▸ **WORK TO BE COMPLETED**
The response must consist of the records below, copied exactly.

(Excerpts from an interface dataset)
----

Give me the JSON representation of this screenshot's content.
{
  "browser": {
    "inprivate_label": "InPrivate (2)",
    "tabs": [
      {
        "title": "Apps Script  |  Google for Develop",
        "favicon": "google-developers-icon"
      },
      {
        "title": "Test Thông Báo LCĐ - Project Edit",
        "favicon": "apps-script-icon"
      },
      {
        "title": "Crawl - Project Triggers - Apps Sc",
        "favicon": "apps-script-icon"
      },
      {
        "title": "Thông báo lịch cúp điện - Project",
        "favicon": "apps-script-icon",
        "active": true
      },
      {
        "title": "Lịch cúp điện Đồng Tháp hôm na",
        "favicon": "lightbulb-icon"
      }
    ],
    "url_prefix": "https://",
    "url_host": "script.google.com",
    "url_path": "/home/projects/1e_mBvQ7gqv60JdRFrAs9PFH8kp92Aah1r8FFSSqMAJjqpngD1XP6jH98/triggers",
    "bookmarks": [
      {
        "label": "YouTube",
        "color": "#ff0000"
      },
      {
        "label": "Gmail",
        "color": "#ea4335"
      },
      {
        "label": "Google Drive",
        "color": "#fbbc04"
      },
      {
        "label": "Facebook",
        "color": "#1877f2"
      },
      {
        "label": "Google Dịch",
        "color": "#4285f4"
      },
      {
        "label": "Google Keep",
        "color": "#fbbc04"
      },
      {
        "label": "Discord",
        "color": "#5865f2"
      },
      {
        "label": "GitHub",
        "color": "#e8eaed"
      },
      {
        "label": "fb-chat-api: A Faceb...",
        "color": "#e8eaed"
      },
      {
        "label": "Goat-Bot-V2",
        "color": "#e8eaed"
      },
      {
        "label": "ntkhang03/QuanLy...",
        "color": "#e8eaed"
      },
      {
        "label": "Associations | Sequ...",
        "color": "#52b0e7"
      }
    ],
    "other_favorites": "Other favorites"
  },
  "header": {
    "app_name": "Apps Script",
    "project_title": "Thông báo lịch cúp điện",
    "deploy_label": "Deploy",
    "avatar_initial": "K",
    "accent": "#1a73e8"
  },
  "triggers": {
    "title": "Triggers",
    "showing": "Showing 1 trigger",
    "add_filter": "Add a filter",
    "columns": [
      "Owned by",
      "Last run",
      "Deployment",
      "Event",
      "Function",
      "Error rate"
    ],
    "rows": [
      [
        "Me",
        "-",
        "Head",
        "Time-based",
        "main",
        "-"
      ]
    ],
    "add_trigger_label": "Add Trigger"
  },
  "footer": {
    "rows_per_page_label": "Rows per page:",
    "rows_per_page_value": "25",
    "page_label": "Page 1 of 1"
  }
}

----

▸ **WRITTEN SOLUTION**
Give me the JSON representation of this screenshot's content.
{
  "browser": {
    "inprivate_label": "InPrivate (2)",
    "tabs": [
      {
        "title": "Apps Script  |  Google for Develop",
        "favicon": "google-developers-icon"
      },
      {
        "title": "Test Thông Báo LCĐ - Project Edit",
        "favicon": "apps-script-icon"
      },
      {
        "title": "Crawl - Project Triggers - Apps Sc",
        "favicon": "apps-script-icon"
      },
      {
        "title": "Thông báo lịch cúp điện - Project",
        "favicon": "apps-script-icon",
        "active": true
      },
      {
        "title": "Lịch cúp điện Đồng Tháp hôm na",
        "favicon": "lightbulb-icon"
      }
    ],
    "url_prefix": "https://",
    "url_host": "script.google.com",
    "url_path": "/home/projects/1e_mBvQ7gqv60JdRFrAs9PFH8kp92Aah1r8FFSSqMAJjqpngD1XP6jH98/triggers",
    "bookmarks": [
      {
        "label": "YouTube",
        "color": "#ff0000"
      },
      {
        "label": "Gmail",
        "color": "#ea4335"
      },
      {
        "label": "Google Drive",
        "color": "#fbbc04"
      },
      {
        "label": "Facebook",
        "color": "#1877f2"
      },
      {
        "label": "Google Dịch",
        "color": "#4285f4"
      },
      {
        "label": "Google Keep",
        "color": "#fbbc04"
      },
      {
        "label": "Discord",
        "color": "#5865f2"
      },
      {
        "label": "GitHub",
        "color": "#e8eaed"
      },
      {
        "label": "fb-chat-api: A Faceb...",
        "color": "#e8eaed"
      },
      {
        "label": "Goat-Bot-V2",
        "color": "#e8eaed"
      },
      {
        "label": "ntkhang03/QuanLy...",
        "color": "#e8eaed"
      },
      {
        "label": "Associations | Sequ...",
        "color": "#52b0e7"
      }
    ],
    "other_favorites": "Other favorites"
  },
  "header": {
    "app_name": "Apps Script",
    "project_title": "Thông báo lịch cúp điện",
    "deploy_label": "Deploy",
    "avatar_initial": "K",
    "accent": "#1a73e8"
  },
  "triggers": {
    "title": "Triggers",
    "showing": "Showing 1 trigger",
    "add_filter": "Add a filter",
    "columns": [
      "Owned by",
      "Last run",
      "Deployment",
      "Event",
      "Function",
      "Error rate"
    ],
    "rows": [
      [
        "Me",
        "-",
        "Head",
        "Time-based",
        "main",
        "-"
      ]
    ],
    "add_trigger_label": "Add Trigger"
  },
  "footer": {
    "rows_per_page_label": "Rows per page:",
    "rows_per_page_value": "25",
    "page_label": "Page 1 of 1"
  }
}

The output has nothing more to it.